Is there jerk on Uniform Circular Motion?

Jerk is the change in acceleration. If acceleration is changing, then there is jerk. Since there is a changing acceleration in circular motion, there is jerk in circular motion.

I'm not entirely sure what you mean by "manifest" though. It's simply something that can be measured.

As other answers and comments said, yes there is jerk. But it doesn't mean what you think. In everyday use, a jerk is a sudden acceleration, like a sudden yank on a rope. That is not what centripetal acceleration is like.

If you tie a rope to a rock and swing it around your head, you must pull on the rope to keep it moving in a circle. That is centripetal force and centripetal acceleration. If the rock is circling at a constant radius and speed, the magnitude of the force does not change. The direction smoothly changes. You have to keep pulling toward yourself as the rock moves around you.

The other answers about jerk, snap, crackle, and pop are apparently technical terms for higher derivatives of velocity. Though I had never heard of them before this question. They are not in common use. And these technical definitions do not imply sudden accelerations either.

Jerk is the derivative of acceleration. It is a semi-good name. It makes more sense to apply it to the derivative of force than acceleration.

Suppose you are pulling with constant force on a rope, trying to move a stuck object. You give the rope a yank. The force momentarily rises and then returns to its former value. The derivative of force reasonably fits the idea of jerking the rope, even if the object is still stuck. If the object breaks free and there is a non-zero acceleration, then the derivative of acceleration also reasonably fits the idea.

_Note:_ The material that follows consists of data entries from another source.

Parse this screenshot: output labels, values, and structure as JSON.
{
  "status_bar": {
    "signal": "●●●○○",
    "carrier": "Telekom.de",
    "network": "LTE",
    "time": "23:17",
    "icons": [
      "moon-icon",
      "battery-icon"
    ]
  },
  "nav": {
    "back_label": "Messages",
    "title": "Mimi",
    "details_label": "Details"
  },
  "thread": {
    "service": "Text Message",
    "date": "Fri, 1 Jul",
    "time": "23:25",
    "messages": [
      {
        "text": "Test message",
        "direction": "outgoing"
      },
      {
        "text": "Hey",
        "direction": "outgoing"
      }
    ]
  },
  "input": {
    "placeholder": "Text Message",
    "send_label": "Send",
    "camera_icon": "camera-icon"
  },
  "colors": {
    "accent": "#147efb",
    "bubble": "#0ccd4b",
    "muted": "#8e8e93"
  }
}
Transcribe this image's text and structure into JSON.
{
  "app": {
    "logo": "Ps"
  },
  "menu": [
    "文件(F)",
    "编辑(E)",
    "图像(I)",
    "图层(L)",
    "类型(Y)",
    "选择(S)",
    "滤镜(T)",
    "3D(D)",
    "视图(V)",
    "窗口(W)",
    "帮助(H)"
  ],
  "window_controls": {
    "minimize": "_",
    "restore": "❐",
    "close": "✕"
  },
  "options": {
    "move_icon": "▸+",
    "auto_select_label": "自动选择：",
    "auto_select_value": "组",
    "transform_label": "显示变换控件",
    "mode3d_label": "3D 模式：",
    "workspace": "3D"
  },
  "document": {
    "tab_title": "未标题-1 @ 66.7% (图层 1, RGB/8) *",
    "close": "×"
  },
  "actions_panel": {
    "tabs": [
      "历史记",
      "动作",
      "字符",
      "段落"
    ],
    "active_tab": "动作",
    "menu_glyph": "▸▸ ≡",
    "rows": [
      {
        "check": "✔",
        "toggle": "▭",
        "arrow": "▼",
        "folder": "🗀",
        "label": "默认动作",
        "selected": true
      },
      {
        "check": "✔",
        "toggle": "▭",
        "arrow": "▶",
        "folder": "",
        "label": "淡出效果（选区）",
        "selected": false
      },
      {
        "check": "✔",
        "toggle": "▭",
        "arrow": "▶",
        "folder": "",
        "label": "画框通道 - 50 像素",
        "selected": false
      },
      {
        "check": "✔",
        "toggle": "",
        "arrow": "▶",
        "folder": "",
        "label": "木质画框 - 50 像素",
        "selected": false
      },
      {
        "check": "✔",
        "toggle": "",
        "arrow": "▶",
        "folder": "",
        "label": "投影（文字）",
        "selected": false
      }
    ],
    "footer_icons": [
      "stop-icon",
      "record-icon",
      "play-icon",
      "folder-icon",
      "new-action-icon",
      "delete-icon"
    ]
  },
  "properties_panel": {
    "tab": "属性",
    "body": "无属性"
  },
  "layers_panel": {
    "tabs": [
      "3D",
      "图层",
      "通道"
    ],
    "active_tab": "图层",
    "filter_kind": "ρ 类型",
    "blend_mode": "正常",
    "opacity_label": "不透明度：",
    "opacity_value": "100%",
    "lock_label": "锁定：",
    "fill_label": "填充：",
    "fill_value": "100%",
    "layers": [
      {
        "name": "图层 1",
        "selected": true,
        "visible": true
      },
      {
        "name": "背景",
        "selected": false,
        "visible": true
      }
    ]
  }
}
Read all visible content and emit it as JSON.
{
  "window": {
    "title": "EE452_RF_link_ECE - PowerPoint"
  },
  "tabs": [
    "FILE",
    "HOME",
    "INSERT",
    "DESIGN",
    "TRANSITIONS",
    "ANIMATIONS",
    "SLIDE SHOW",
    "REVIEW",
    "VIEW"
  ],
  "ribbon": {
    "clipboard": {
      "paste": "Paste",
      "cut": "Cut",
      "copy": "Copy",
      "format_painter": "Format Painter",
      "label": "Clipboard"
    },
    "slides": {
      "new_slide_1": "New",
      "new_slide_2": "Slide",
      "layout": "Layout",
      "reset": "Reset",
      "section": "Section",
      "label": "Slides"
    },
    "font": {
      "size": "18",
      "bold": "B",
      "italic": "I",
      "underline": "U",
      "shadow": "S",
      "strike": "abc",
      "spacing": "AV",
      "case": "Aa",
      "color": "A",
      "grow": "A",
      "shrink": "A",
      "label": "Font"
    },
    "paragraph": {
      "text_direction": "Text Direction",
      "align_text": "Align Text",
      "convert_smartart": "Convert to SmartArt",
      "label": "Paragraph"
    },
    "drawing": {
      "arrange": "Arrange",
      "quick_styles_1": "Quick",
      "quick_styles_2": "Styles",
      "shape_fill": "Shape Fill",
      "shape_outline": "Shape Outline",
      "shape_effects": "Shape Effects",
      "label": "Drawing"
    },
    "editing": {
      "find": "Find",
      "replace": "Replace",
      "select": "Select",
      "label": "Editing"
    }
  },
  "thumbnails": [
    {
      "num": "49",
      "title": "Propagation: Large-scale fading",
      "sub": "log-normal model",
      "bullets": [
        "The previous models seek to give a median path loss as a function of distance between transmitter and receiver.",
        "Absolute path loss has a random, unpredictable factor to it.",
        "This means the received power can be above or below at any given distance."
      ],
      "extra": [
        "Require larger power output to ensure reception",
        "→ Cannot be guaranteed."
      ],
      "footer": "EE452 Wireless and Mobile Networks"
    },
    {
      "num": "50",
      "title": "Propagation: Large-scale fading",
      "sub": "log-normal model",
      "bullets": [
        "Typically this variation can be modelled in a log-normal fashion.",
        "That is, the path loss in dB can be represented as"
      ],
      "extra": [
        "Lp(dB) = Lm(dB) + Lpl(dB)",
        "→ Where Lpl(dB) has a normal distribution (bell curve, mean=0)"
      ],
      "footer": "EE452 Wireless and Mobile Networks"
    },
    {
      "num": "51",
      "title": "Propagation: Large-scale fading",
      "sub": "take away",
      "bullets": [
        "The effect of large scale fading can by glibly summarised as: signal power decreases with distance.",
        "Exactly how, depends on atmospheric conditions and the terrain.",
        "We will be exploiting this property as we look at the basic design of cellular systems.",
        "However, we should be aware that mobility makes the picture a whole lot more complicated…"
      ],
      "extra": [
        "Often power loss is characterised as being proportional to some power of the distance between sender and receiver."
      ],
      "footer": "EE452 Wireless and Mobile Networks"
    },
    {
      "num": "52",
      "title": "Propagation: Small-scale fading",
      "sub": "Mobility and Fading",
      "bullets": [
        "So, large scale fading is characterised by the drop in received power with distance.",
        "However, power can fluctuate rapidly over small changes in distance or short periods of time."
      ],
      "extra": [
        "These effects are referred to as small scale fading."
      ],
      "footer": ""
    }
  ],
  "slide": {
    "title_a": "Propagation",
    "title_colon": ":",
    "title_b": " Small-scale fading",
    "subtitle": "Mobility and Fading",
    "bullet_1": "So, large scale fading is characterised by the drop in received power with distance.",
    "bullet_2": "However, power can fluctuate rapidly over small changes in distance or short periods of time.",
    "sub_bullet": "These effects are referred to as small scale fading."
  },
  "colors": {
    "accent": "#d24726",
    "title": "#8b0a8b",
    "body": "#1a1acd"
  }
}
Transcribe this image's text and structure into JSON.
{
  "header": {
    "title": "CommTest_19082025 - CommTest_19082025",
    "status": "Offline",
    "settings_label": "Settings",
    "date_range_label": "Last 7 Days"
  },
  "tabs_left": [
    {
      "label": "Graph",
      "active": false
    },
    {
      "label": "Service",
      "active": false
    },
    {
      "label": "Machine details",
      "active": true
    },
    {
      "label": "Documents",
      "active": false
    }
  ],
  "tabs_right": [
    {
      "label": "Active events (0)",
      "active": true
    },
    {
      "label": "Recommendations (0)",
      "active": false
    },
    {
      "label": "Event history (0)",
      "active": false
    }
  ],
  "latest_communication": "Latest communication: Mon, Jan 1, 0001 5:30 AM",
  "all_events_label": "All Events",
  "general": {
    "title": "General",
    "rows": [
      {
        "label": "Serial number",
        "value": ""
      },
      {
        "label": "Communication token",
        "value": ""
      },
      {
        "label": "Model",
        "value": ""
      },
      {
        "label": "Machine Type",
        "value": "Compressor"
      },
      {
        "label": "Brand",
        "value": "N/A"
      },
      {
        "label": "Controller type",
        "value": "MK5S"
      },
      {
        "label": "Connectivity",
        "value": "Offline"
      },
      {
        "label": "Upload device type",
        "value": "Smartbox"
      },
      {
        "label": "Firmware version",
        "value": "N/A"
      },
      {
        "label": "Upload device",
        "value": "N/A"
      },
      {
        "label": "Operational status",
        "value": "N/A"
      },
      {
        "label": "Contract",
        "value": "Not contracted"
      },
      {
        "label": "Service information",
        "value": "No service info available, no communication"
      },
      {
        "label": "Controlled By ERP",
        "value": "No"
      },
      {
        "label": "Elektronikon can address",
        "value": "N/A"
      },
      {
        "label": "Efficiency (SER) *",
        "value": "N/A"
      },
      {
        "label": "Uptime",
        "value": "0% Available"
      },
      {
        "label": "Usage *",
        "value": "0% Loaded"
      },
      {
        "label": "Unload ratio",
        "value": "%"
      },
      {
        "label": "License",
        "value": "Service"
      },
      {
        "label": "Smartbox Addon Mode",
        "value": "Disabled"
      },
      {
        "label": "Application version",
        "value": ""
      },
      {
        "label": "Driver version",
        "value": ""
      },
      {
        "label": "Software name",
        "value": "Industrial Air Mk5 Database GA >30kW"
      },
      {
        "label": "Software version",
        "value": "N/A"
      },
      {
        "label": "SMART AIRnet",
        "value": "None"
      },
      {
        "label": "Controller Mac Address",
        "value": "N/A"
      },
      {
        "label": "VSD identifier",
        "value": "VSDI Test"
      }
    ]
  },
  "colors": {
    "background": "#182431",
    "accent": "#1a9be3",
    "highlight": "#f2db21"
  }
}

Jerk is a non-zero vector in uniform circular motion. But the motion does not fit the everyday idea of jerking the rope.